Monday, January 28, 2008

A Buyer’s Market?

According to everyone in the industry, I’ve happened upon a great time to enter the property market. Comments from estate agents and pundits are constantly reinforcing the message that now is the time of the cheeky offer and that opportunities abound for the savvy investor.

But I’m not an investor - I’m a wannabe homeowner. This curtails my house selection somewhat as a good price is not the only characteristic I’m looking for.

To be clear, I’m looking for a large two-, or small three-bed house in any one of about four areas relatively close to the city centre. My budget is, according to all the latest reports, ample enough for me to secure such an abode.

However, I’m increasingly finding that in the time of the buyer, no-one’s selling - at least not at realistic prices.

If I sought an unoccupied apartment on the outskirts of Dublin, or a newly built house in the commuter belt, I would surely profit from the much publicised drop in prices. However, I’m discovering that this drop in prices isn’t being consistently applied to second-hand homes in prime locations.

The main reason for this seems to be that I’m trying to buy from those standing one rung further up the property ladder. In the same way that my mortgage approval sets pre-defined limits on my spending power, the price originally paid by vendors for their home and the equity it represents for them sets limits to what they will expect and can accept – and today’s prices appear to be too low to many of them, at least the ones I’ve been dealing with.

So if no-one’s selling, are prices actually dropping? Reading the Sunday Times ‘Home’ supplement yesterday, I was given the news that, in one of my target areas, the two-floor over basement houses have dropped by 30%. But the Sunday Times admits that this evidence is anecdotal and based on the opinions of agents.
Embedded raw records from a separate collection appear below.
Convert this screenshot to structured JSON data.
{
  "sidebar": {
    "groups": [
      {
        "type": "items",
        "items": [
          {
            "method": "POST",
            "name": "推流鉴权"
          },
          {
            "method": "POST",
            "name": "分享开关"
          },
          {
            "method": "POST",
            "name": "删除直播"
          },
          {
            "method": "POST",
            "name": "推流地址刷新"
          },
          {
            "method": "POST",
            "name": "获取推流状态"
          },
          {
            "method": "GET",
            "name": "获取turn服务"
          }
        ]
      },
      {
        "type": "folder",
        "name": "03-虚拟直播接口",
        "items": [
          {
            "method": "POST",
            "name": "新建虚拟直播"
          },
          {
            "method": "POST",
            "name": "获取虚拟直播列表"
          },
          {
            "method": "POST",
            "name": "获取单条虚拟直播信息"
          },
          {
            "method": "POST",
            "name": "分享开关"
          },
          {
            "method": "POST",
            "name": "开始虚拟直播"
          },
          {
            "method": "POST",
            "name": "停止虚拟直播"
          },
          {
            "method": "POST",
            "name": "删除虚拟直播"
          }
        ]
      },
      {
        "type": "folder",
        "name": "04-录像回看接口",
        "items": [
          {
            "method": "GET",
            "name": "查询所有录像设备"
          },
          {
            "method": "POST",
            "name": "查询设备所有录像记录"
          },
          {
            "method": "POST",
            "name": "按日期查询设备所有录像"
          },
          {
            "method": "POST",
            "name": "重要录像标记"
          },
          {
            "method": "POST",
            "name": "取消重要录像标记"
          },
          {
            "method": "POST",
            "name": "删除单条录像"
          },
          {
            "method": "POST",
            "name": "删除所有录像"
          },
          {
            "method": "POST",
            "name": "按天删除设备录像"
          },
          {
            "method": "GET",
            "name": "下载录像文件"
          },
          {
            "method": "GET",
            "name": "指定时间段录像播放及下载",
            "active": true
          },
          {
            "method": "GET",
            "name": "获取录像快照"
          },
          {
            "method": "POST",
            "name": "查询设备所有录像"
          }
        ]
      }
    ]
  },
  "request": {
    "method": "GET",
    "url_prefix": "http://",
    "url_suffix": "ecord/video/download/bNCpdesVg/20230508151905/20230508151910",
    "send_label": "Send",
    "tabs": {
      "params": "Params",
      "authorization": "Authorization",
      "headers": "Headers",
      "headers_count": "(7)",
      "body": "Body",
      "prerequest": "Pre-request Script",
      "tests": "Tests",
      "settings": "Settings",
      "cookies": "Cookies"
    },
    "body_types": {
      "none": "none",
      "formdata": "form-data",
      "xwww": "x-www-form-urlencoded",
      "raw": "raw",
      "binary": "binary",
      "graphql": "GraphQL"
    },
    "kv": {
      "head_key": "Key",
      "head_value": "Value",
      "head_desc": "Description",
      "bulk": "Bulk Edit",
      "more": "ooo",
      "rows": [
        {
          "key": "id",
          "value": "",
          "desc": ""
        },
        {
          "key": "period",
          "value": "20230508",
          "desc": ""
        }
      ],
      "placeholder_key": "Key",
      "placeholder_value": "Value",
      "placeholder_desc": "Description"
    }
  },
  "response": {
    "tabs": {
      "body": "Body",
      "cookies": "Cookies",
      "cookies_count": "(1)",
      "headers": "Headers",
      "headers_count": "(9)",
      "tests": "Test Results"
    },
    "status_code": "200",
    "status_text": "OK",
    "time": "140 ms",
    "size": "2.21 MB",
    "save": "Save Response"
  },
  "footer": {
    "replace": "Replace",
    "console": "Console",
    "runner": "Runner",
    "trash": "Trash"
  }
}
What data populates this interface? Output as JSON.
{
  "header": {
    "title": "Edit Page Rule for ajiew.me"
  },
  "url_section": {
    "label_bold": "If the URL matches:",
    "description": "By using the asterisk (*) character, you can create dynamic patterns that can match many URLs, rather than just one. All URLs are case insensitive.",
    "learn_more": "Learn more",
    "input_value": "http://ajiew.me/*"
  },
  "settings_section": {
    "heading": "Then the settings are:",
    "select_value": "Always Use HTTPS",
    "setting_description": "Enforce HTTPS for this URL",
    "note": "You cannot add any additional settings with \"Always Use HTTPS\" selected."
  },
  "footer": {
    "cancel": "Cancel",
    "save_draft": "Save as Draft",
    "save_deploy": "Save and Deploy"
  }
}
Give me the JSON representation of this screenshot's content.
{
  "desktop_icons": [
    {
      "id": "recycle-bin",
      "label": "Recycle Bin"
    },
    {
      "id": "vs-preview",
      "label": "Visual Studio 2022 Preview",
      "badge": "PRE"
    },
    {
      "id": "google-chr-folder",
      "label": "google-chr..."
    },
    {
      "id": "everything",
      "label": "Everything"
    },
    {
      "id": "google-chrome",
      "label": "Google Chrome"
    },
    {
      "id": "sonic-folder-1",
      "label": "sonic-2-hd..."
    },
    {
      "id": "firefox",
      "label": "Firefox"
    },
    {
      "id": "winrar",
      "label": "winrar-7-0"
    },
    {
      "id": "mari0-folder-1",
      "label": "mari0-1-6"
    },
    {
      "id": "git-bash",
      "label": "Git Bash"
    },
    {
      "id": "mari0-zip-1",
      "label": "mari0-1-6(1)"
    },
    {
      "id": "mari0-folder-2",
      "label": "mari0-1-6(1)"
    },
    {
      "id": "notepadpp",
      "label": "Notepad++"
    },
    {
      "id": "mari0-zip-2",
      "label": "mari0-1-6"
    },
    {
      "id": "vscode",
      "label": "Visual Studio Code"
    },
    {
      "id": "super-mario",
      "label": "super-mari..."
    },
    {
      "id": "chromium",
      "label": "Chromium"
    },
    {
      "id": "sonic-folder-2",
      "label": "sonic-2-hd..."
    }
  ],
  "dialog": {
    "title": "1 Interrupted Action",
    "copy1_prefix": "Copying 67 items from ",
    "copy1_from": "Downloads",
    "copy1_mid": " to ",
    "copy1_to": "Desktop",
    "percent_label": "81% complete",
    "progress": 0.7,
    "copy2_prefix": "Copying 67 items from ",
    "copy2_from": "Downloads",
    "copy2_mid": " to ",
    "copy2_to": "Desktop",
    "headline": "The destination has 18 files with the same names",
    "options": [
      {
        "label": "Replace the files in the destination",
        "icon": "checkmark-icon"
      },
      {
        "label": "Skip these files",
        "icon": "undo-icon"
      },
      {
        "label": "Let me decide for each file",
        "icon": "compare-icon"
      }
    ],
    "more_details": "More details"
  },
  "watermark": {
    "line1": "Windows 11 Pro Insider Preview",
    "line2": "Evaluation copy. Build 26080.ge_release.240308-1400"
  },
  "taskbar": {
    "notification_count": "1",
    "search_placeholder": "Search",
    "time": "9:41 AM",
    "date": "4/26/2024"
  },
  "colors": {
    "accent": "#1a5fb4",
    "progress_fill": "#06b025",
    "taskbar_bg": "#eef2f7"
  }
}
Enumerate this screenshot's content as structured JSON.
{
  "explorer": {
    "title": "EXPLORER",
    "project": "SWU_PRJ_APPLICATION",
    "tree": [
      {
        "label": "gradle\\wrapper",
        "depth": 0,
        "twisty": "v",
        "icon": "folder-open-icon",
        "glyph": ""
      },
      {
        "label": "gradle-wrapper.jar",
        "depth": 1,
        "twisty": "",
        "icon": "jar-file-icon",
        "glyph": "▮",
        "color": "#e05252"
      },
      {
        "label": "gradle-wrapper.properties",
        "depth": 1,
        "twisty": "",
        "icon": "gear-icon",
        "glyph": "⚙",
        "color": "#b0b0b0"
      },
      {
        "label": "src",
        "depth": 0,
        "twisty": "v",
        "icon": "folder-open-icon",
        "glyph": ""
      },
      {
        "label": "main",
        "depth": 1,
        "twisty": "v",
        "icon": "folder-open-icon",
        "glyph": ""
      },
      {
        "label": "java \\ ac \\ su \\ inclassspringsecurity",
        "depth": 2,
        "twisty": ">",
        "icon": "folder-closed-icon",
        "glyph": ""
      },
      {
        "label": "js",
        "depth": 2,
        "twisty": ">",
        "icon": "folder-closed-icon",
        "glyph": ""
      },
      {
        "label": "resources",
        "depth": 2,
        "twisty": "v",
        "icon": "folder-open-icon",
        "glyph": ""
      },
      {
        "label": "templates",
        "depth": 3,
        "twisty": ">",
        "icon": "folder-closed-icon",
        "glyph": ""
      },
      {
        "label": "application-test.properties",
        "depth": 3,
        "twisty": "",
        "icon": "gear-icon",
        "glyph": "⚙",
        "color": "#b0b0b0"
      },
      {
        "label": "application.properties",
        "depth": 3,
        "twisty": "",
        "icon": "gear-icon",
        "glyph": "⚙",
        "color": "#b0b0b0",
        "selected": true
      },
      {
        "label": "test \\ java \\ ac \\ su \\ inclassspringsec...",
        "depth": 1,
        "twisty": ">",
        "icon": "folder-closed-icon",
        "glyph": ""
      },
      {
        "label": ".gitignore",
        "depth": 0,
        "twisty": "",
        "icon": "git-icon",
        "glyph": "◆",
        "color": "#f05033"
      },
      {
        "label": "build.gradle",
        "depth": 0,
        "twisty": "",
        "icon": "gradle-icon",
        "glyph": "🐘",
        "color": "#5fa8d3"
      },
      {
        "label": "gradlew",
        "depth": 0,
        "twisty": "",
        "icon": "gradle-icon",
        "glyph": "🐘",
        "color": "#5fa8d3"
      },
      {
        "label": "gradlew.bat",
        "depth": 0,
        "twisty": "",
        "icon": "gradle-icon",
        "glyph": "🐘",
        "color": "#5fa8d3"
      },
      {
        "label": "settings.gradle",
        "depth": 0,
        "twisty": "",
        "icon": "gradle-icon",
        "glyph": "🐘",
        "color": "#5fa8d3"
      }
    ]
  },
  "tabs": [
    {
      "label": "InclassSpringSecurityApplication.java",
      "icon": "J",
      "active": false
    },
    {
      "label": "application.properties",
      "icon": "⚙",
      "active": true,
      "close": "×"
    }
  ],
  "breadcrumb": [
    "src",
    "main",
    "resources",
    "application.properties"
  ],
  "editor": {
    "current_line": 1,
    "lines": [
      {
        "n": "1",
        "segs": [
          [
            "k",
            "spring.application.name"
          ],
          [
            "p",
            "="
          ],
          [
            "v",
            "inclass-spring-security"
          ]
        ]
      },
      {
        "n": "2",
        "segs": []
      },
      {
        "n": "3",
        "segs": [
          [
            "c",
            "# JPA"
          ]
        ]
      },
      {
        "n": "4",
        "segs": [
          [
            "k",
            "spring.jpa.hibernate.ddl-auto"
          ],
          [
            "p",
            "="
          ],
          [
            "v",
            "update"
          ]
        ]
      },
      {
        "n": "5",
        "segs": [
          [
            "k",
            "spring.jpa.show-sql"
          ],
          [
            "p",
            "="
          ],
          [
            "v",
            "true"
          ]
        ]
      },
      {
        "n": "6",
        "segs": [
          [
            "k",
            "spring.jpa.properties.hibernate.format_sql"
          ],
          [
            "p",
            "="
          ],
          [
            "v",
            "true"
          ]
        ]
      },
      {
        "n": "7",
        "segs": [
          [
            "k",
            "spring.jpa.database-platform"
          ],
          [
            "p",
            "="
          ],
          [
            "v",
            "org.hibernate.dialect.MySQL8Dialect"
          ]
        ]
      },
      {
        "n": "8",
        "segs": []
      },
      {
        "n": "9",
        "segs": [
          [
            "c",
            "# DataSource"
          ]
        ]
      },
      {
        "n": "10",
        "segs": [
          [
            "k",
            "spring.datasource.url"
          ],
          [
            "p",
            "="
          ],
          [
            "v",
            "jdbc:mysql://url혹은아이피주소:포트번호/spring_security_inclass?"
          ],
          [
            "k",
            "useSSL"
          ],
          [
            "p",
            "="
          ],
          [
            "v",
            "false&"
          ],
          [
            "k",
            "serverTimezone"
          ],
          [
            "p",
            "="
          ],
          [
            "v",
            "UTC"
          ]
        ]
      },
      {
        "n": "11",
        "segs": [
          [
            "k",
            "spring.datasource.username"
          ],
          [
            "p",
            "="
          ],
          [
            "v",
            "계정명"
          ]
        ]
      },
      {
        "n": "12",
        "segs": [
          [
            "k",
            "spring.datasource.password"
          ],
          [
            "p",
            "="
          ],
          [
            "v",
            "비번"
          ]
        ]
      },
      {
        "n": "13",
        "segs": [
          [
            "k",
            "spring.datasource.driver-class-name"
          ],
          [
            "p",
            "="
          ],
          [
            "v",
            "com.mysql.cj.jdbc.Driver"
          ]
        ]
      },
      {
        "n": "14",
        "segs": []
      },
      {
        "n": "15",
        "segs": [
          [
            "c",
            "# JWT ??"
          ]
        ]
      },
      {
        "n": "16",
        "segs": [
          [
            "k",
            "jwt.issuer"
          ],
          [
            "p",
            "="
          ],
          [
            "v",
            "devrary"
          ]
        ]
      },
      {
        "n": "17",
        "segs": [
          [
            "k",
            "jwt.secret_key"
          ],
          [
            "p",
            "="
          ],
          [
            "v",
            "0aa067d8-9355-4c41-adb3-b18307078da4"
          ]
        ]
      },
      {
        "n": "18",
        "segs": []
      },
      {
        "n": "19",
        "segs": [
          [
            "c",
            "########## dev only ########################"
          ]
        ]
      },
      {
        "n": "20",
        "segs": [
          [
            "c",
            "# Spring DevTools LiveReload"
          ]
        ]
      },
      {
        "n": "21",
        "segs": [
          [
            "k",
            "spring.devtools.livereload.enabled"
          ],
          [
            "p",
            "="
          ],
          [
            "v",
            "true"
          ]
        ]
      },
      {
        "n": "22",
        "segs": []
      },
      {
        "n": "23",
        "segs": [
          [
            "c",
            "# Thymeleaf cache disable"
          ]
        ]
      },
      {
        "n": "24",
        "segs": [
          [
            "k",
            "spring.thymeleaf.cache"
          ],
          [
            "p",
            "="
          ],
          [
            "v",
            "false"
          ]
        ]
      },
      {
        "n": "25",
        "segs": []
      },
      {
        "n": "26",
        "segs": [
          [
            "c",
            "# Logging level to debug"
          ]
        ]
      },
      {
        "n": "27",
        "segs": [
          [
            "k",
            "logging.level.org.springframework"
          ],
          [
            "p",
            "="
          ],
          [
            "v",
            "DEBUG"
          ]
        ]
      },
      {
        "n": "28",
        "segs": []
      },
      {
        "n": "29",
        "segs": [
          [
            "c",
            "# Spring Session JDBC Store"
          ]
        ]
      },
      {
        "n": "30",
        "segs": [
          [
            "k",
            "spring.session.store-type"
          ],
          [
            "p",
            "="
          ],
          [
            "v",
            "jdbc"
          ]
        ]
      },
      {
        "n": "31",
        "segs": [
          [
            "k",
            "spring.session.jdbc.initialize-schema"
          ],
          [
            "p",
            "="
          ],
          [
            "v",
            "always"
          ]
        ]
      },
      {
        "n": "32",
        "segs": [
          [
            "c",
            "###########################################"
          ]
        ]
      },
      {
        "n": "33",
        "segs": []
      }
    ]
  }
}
The scientific reality I’ve experienced is that facing a price of cut close to 30% combined with record rental incomes and a prediction that the market will begin to pick up in a year, vendors are more likely to consider becoming landlords than selling below their expectations.

So the pattern I’m following begins with a suitable house coming on the market at a mid to late 2007 price. Upon contacting the agent, I’m told that while the vendor may accept a slightly reduced offer, if they fail to achieve close to the asking price, the property will go for rent.

So if nothing’s selling have prices actually dropped? Is ‘buyer’s market’ just a positive way to describe a stagnant market, or does it just depend on what you’re buying?

If the Sunday Times based their information on sales agreed and achieved prices, I’d guess that the number of these houses sold with almost a third slashed off their prices would constitute too small a sample size to be taken seriously by any statistician.

And, I’m worried that this anecdotal evidence feeds the market stagnation. If you’re told by your Sunday newspaper that the single property you own has dropped by 30% in the last few months, you will surely be less likely to put it on the market, whereas a keen purchaser like myself may judge it as only having fallen by 15% in value.

This is like the few (but much publicised) houses in South County Dublin that sold after a €100,000 drop in price - suddenly anyone in the neighbourhood with plans to move thinks again.

At some point a needy vendor of a probate sale will fall into my lap, but realistically I expect to be house-hunting for quite some time. During this time, my sympathy will lie with the estate agents who are arranging and attending so many viewings for houses that will probably end up being up for rent.

1 comment:

Anonymous said...

Very interesting, I think you hit the nail on the head. Vendors need to wake up and smell the 'reduced to sell' coffee!
Disgruntled possible buyer.